Means Test Forms for Chapter 13

First of all, the Chapter 13 debtor must file two forms that together form the Means Test for a Chapter 13 case.

The first is the Chapter 13 Statement of Your Current Monthly Income and Calculation of Commitment Period, Official Form B122C-1. This form calculates your average monthly income and uses that to determine whether your case should last three years or as long as five years. In short, if your family income is less than the median for your state, your plan only needs to last three years. If your family income is more than the median, it needs to last five years. The median is the point at which 50 percent of families fall above and 50 percent fall below.

For cases filed after November 1, 2015, the median incomes can be found here:  Median Family Income

The second form is the Chapter 13 Calculation of Your Disposable Income, Official Form B122C-2 This form calculates the difference between your income and your reasonable and necessary monthly expenses. If your income is higher than your expenses, you have disposable income. At least a part of that disposable income will be included in your Chapter 13 payment, and will be used to pay allowed claims for unsecured debts like credit cards and medical bills.

While your income may be pretty easy to determine for the first form, there may be room for disagreement on whether certain expenses are reasonable or not on the second form. Some are set out for you in the calculation, based on national or regional averages, but others can be customized based on your particular circumstances. Getting those amounts approved by the Chapter 13 trustee can be the trickiest part of a Chapter 13 case.

Chapter 13 Plans

Once the income and expense calculations have been made and the commitment period (three to five years) has been determined, the payment plan can be calculated. The payment plan will include amounts for

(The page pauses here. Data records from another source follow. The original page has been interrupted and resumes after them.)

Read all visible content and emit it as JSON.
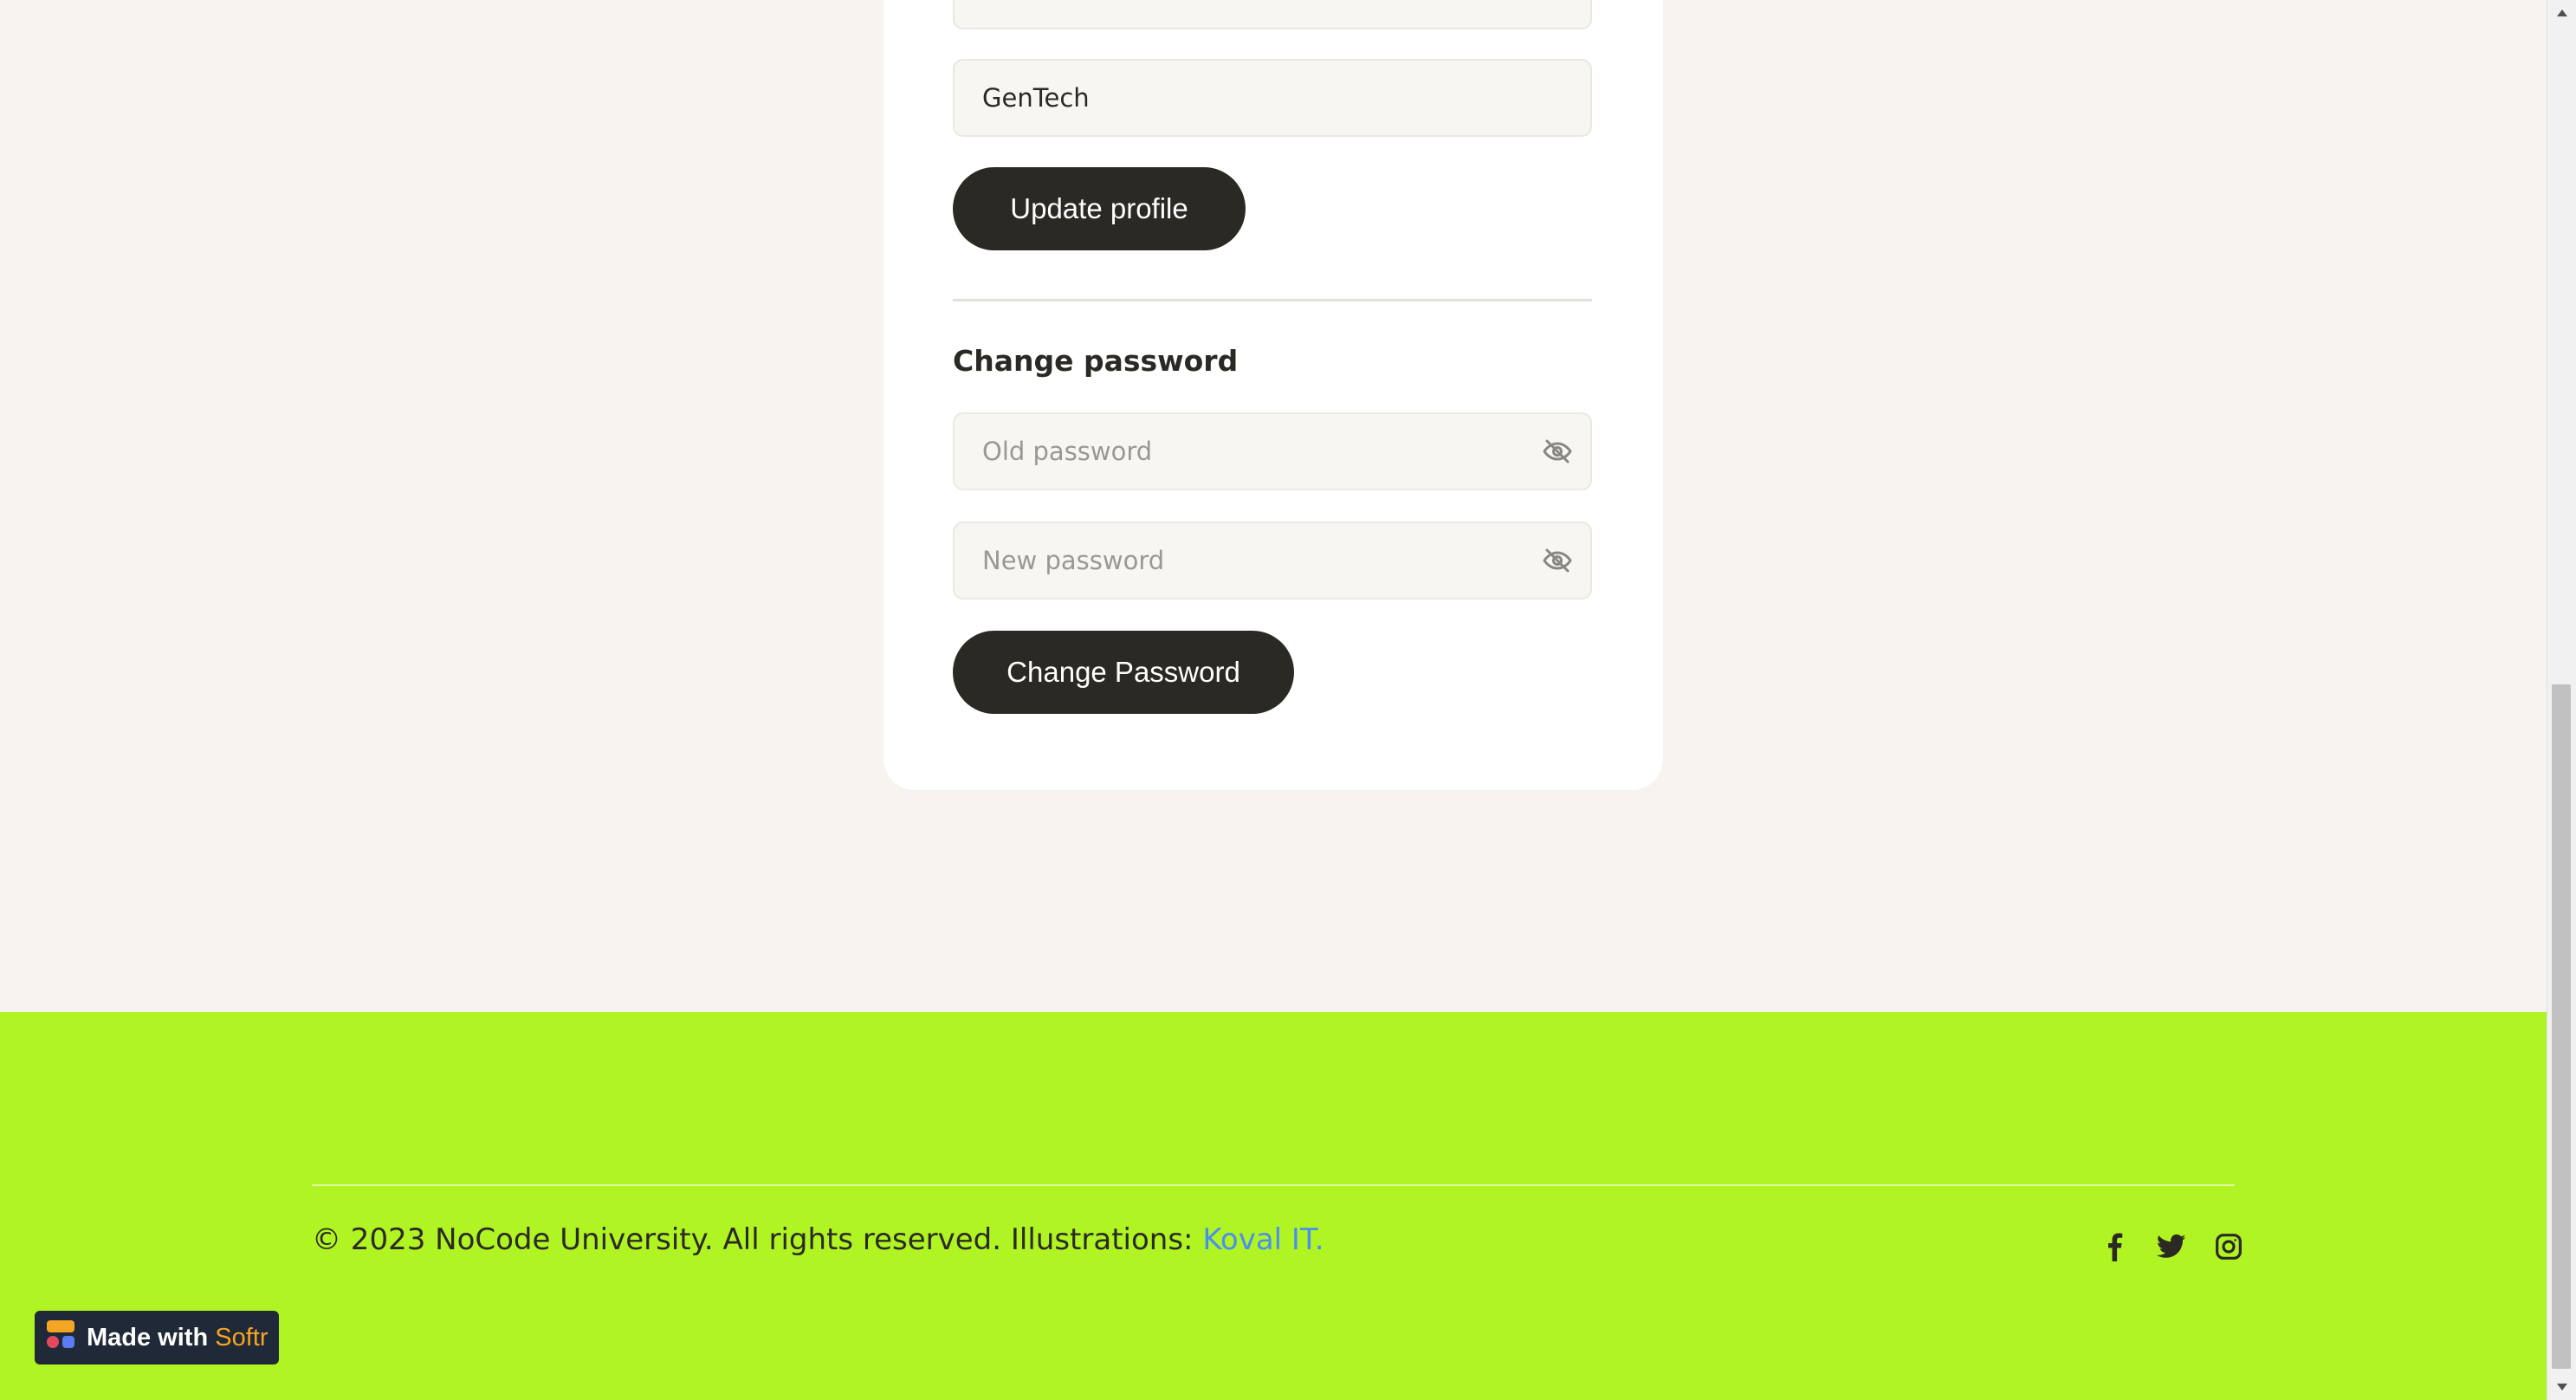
{
  "profile": {
    "company_value": "GenTech",
    "update_button": "Update profile"
  },
  "password": {
    "section_title": "Change password",
    "old_placeholder": "Old password",
    "new_placeholder": "New password",
    "change_button": "Change Password"
  },
  "footer": {
    "copyright_text": "© 2023 NoCode University. All rights reserved. Illustrations: ",
    "illustrations_link": "Koval IT.",
    "socials": [
      "facebook-icon",
      "twitter-icon",
      "instagram-icon"
    ]
  },
  "badge": {
    "made_with": "Made with",
    "brand": "Softr"
  },
  "colors": {
    "page_bg": "#f7f4ef",
    "footer_bg": "#b1f423",
    "button_bg": "#2b2924",
    "link": "#4a8ff0",
    "badge_bg": "#1f2937",
    "badge_brand": "#f5a524"
  }
}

  • disposable income from Official Form B122C-2.
  • arrearages owed to mortgage creditors
  • house payment in conduit jurisdictions*
  • priority debts like back taxes
  • car payment** or arrearages owed to car creditors
  • attorneys fee, if being paid through the plan
  • administrative fee to the Chapter 13 trustee
  • value of non-exempt assets***

*In some districts, known as conduit jurisdictions, debtors are required to make their entire house payment through the Chapter 13 trustee, not just an amount to cover arrearages. Studies have shown that debtors who make house payments this way are more likely to have a successful Chapter 13 plan.

**It is possible to include your entire car payment in the plan and even adjust your interest rate or the amount of the principal you will repay if your car loan was at least 910 (2 ½) years old when you filed the bankruptcy case.

***If you have assets that cannot be exempted, the value of those assets will have to be added to your Chapter 13 plan. Learn more about that at Chapter 13: The Best Interest of Creditor’s Test.

Plan forms are usually specific to the jurisdiction in which the case is filed. Those can be found on the website for the court or the website for the Chapter 13 trustee to which the case has been assigned.

You can learn more about Chapter 13 plans at:

To learn more about Chapter 13 in general, see

For more things to think about if you are considering filing bankruptcy on your own, see